Glyphosate-tolerant (Roundup Ready) alfalfa – seeded at a reduced rate and treated with glyphosate – can improve the crop’s yield and forage quality, reports Jim Morrison, Extension educator, crop systems, Rockford Extension Center, University of Illinois.

A multi-state research study, coordinated by Marvin Hall, Penn State University forage agronomist, was conducted at seven locations in Ohio, Oklahoma, Pennsylvania, South Dakota, Utah and Wisconsin. Glyphosate-tolerant alfalfa was seeded in the spring of 2006 into conventionally tilled seedbeds at 6-, 10-, 14-, and 18-lb/acre rates of pure live seed.

Stand density, botanical composition, yield, and forage quality were determined for each seeding rate under three herbicide treatments: glyphosate, a non-glyphosate herbicide and no herbicide.

Here are Hall’s observations:
•The amount of weed infestation differed among locations, but there were no weed infestation x seeding rate or herbicide x seeding rate interactions.
• Fewer alfalfa plants died in lower-rate seedings than in higher-rate seedbeds.
• Seeding rate had no affect on forage quality or weed content at any harvest.
• At only one harvest in the seeding year did the 6-lb/acre seeding rate produce less alfalfa than did other seeding rates.
• In the seeding year and the year after seeding, there were fewer weeds and greater alfalfa yield in areas treated with herbicide than where no herbicides were used.
• Alfalfa plant density didn’t differ by the fall of the year after seeding no matter what the seeding rate.

Hall and his colleagues noted that, as alfalfa plant density continues to decline over time, the lower seeding rate may drop below the minimum density threshold sooner and result in yield decline earlier than the other seeding rates.
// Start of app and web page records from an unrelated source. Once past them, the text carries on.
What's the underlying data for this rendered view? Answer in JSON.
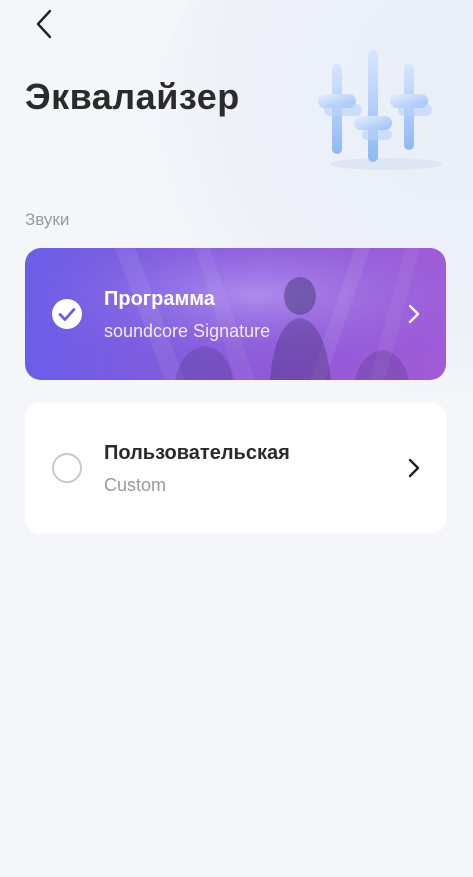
{
  "header": {
    "title": "Эквалайзер"
  },
  "section": {
    "label": "Звуки"
  },
  "presets": [
    {
      "title": "Программа",
      "subtitle": "soundcore Signature",
      "selected": true
    },
    {
      "title": "Пользовательская",
      "subtitle": "Custom",
      "selected": false
    }
  ],
  "icons": {
    "back": "back-arrow-icon",
    "selected": "check-circle-icon",
    "unselected": "radio-empty-icon",
    "chevron": "chevron-right-icon",
    "illustration": "equalizer-sliders-icon"
  },
  "colors": {
    "background": "#f5f6fa",
    "accent_start": "#6a5ee8",
    "accent_end": "#a15bd6",
    "title": "#2b2b2b",
    "muted": "#9a9a9e"
  }
}
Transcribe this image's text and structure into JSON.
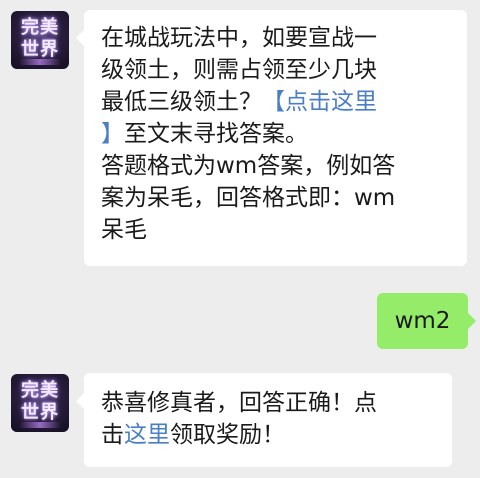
{
  "messages": [
    {
      "sender": "bot",
      "lines": [
        {
          "text": "在城战玩法中，如要宣战一"
        },
        {
          "text": "级领土，则需占领至少几块"
        },
        {
          "text": "最低三级领土？",
          "link": "【点击这里"
        },
        {
          "link": "】",
          "text": "至文末寻找答案。"
        },
        {
          "text": "答题格式为wm答案，例如答"
        },
        {
          "text": "案为呆毛，回答格式即：wm"
        },
        {
          "text": "呆毛"
        }
      ]
    },
    {
      "sender": "me",
      "text": "wm2"
    },
    {
      "sender": "bot",
      "lines": [
        {
          "text": "恭喜修真者，回答正确！点"
        },
        {
          "text": "击",
          "link": "这里",
          "tail": "领取奖励！"
        }
      ]
    }
  ],
  "avatar": {
    "logo_line1": "完美",
    "logo_line2": "世界"
  }
}
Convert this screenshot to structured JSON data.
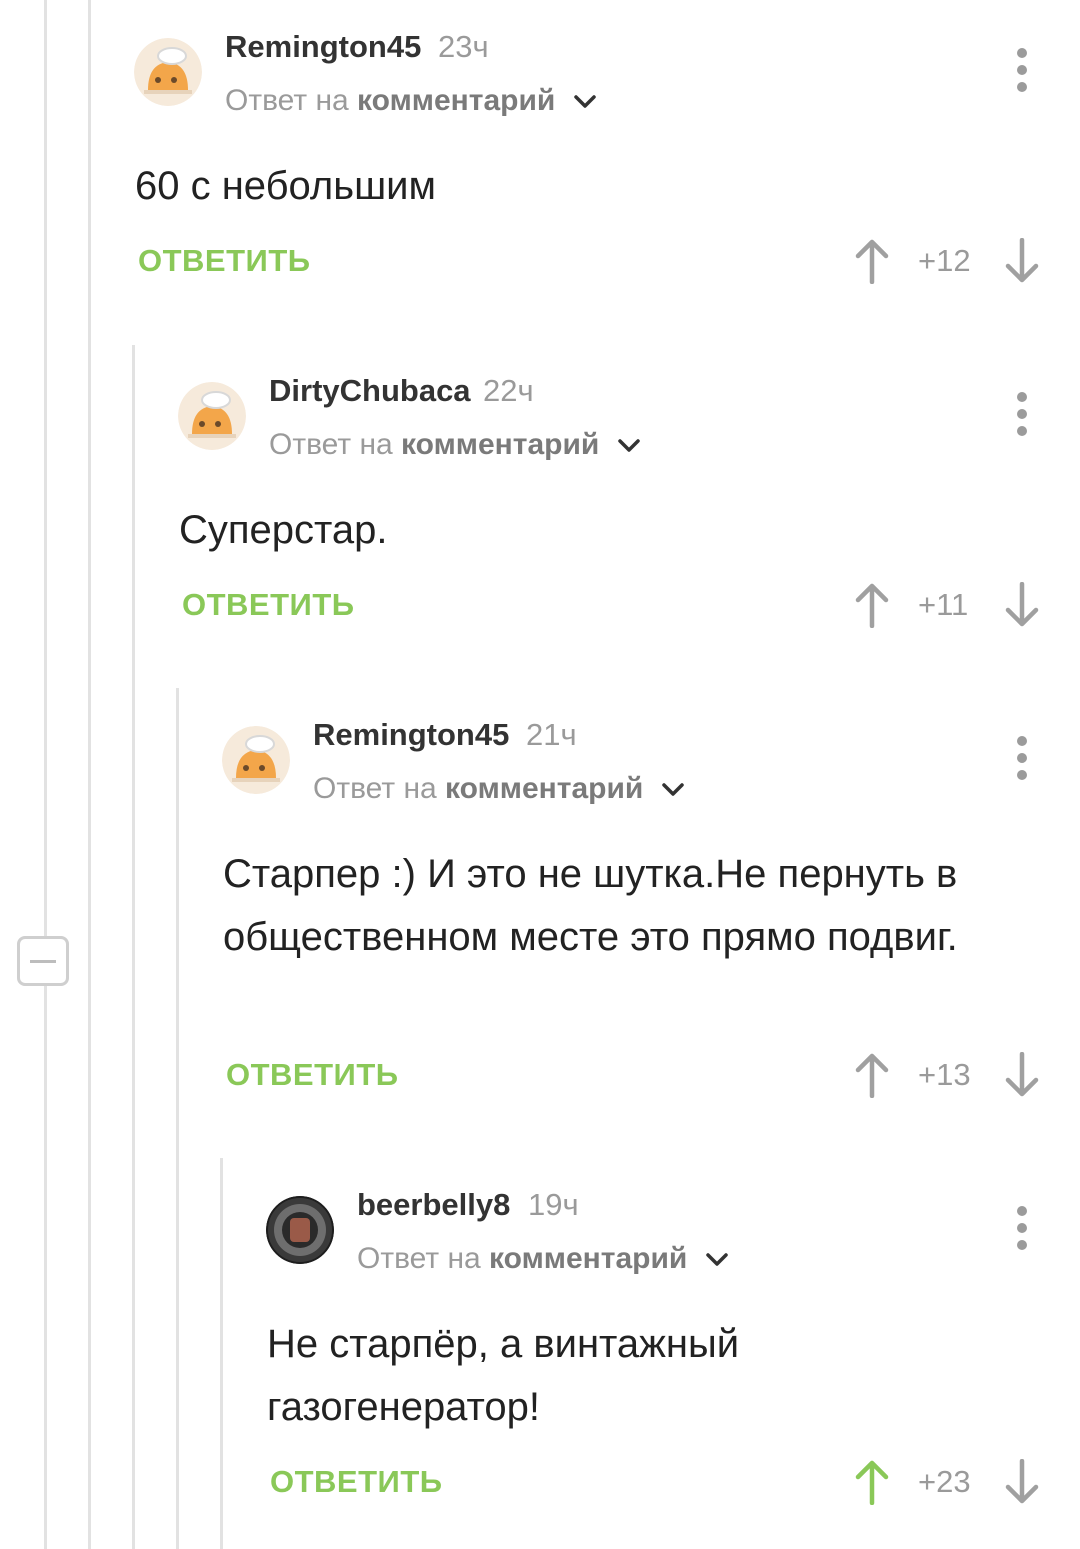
{
  "comments": [
    {
      "user": "Remington45",
      "time": "23ч",
      "reply_prefix": "Ответ на",
      "reply_target": "комментарий",
      "text": "60 с небольшим",
      "reply_label": "ОТВЕТИТЬ",
      "score": "+12",
      "upvoted": false
    },
    {
      "user": "DirtyChubaca",
      "time": "22ч",
      "reply_prefix": "Ответ на",
      "reply_target": "комментарий",
      "text": "Суперстар.",
      "reply_label": "ОТВЕТИТЬ",
      "score": "+11",
      "upvoted": false
    },
    {
      "user": "Remington45",
      "time": "21ч",
      "reply_prefix": "Ответ на",
      "reply_target": "комментарий",
      "text": "Старпер :) И это не шутка.Не пернуть в общественном месте это прямо подвиг.",
      "reply_label": "ОТВЕТИТЬ",
      "score": "+13",
      "upvoted": false
    },
    {
      "user": "beerbelly8",
      "time": "19ч",
      "reply_prefix": "Ответ на",
      "reply_target": "комментарий",
      "text": "Не старпёр, а винтажный газогенератор!",
      "reply_label": "ОТВЕТИТЬ",
      "score": "+23",
      "upvoted": true
    }
  ],
  "icons": {
    "menu": "more-vertical-icon",
    "upvote": "arrow-up-icon",
    "downvote": "arrow-down-icon",
    "collapse": "minus-icon",
    "reply_expand": "chevron-down-icon"
  },
  "colors": {
    "reply_green": "#8ac858",
    "upvote_active": "#8ac858",
    "vote_inactive": "#a0a0a0",
    "muted_text": "#9a9a9a"
  }
}
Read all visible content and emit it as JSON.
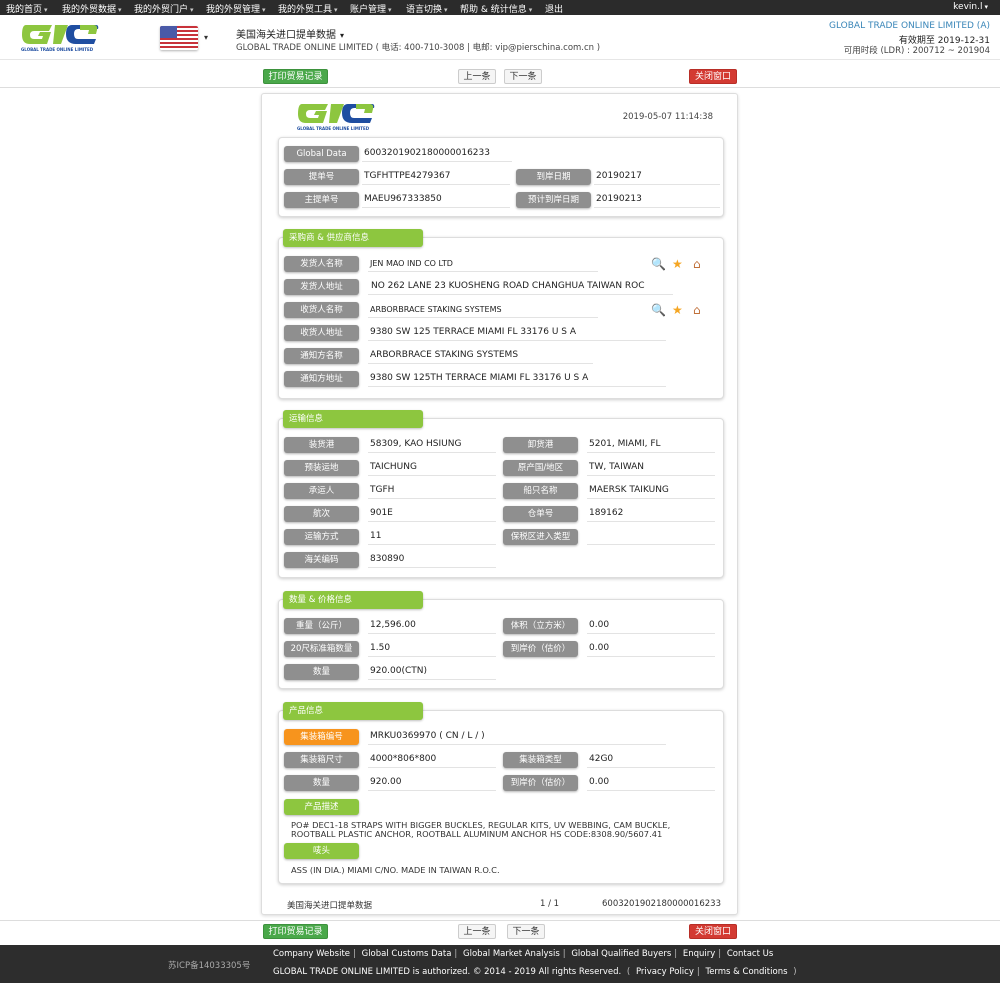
{
  "topnav": {
    "items": [
      "我的首页",
      "我的外贸数据",
      "我的外贸门户",
      "我的外贸管理",
      "我的外贸工具",
      "账户管理",
      "语言切换",
      "帮助 & 统计信息",
      "退出"
    ],
    "user": "kevin.l"
  },
  "header": {
    "logo_text": "GLOBAL TRADE ONLINE LIMITED",
    "country_icon": "us-flag-icon",
    "title": "美国海关进口提单数据",
    "subtitle": "GLOBAL TRADE ONLINE LIMITED ( 电话:  400-710-3008  |  电邮:  vip@pierschina.com.cn )",
    "company": "GLOBAL TRADE ONLINE LIMITED (A)",
    "valid_until": "有效期至 2019-12-31",
    "ldr": "可用时段 (LDR) : 200712 ~ 201904"
  },
  "toolbar": {
    "print_label": "打印贸易记录",
    "prev_label": "上一条",
    "next_label": "下一条",
    "close_label": "关闭窗口"
  },
  "record": {
    "timestamp": "2019-05-07 11:14:38",
    "ids": {
      "global_data_label": "Global Data",
      "global_data": "6003201902180000016233",
      "bill_no_label": "提单号",
      "bill_no": "TGFHTTPE4279367",
      "arrival_date_label": "到岸日期",
      "arrival_date": "20190217",
      "master_bill_label": "主提单号",
      "master_bill": "MAEU967333850",
      "est_arrival_label": "预计到岸日期",
      "est_arrival": "20190213"
    },
    "parties": {
      "title": "采购商 & 供应商信息",
      "rows": [
        {
          "label": "发货人名称",
          "value": "JEN MAO IND CO LTD",
          "icons": true
        },
        {
          "label": "发货人地址",
          "value": "NO 262 LANE 23 KUOSHENG ROAD CHANGHUA TAIWAN ROC",
          "icons": false
        },
        {
          "label": "收货人名称",
          "value": "ARBORBRACE STAKING SYSTEMS",
          "icons": true
        },
        {
          "label": "收货人地址",
          "value": "9380 SW 125 TERRACE MIAMI FL 33176 U S A",
          "icons": false
        },
        {
          "label": "通知方名称",
          "value": "ARBORBRACE STAKING SYSTEMS",
          "icons": false
        },
        {
          "label": "通知方地址",
          "value": "9380 SW 125TH TERRACE MIAMI FL 33176 U S A",
          "icons": false
        }
      ]
    },
    "transport": {
      "title": "运输信息",
      "rows": [
        {
          "l1": "装货港",
          "v1": "58309, KAO HSIUNG",
          "l2": "卸货港",
          "v2": "5201, MIAMI, FL"
        },
        {
          "l1": "预装运地",
          "v1": "TAICHUNG",
          "l2": "原产国/地区",
          "v2": "TW, TAIWAN"
        },
        {
          "l1": "承运人",
          "v1": "TGFH",
          "l2": "船只名称",
          "v2": "MAERSK TAIKUNG"
        },
        {
          "l1": "航次",
          "v1": "901E",
          "l2": "仓单号",
          "v2": "189162"
        },
        {
          "l1": "运输方式",
          "v1": "11",
          "l2": "保税区进入类型",
          "v2": ""
        },
        {
          "l1": "海关编码",
          "v1": "830890"
        }
      ]
    },
    "quantity": {
      "title": "数量 & 价格信息",
      "rows": [
        {
          "l1": "重量（公斤）",
          "v1": "12,596.00",
          "l2": "体积（立方米）",
          "v2": "0.00"
        },
        {
          "l1": "20尺标准箱数量",
          "v1": "1.50",
          "l2": "到岸价（估价）",
          "v2": "0.00"
        },
        {
          "l1": "数量",
          "v1": "920.00(CTN)"
        }
      ]
    },
    "product": {
      "title": "产品信息",
      "container_no_label": "集装箱编号",
      "container_no": "MRKU0369970 ( CN / L /  )",
      "container_size_label": "集装箱尺寸",
      "container_size": "4000*806*800",
      "container_type_label": "集装箱类型",
      "container_type": "42G0",
      "qty_label": "数量",
      "qty": "920.00",
      "cif_label": "到岸价（估价）",
      "cif": "0.00",
      "desc_label": "产品描述",
      "desc": "PO# DEC1-18 STRAPS WITH BIGGER BUCKLES, REGULAR KITS, UV WEBBING, CAM BUCKLE, ROOTBALL PLASTIC ANCHOR, ROOTBALL ALUMINUM ANCHOR HS CODE:8308.90/5607.41",
      "marks_label": "唛头",
      "marks": "ASS (IN DIA.) MIAMI C/NO. MADE IN TAIWAN R.O.C."
    },
    "footer": {
      "source": "美国海关进口提单数据",
      "pager": "1 / 1",
      "id": "6003201902180000016233"
    }
  },
  "footer": {
    "icp": "苏ICP备14033305号",
    "links": [
      "Company Website",
      "Global Customs Data",
      "Global Market Analysis",
      "Global Qualified Buyers",
      "Enquiry",
      "Contact Us"
    ],
    "copyright": "GLOBAL TRADE ONLINE LIMITED is authorized. © 2014 - 2019 All rights Reserved.",
    "privacy": "Privacy Policy",
    "terms": "Terms & Conditions"
  }
}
In conclusion, herbicides used during alfalfa establishment increased alfalfa yield and forage quality. That indicates that weed control is an important management factor in obtaining a high-yielding and vigorous alfalfa stand, Morrison notes.

The study was reported in the Agronomy Journal’s, May-June 2010 issue. Or see the abstract.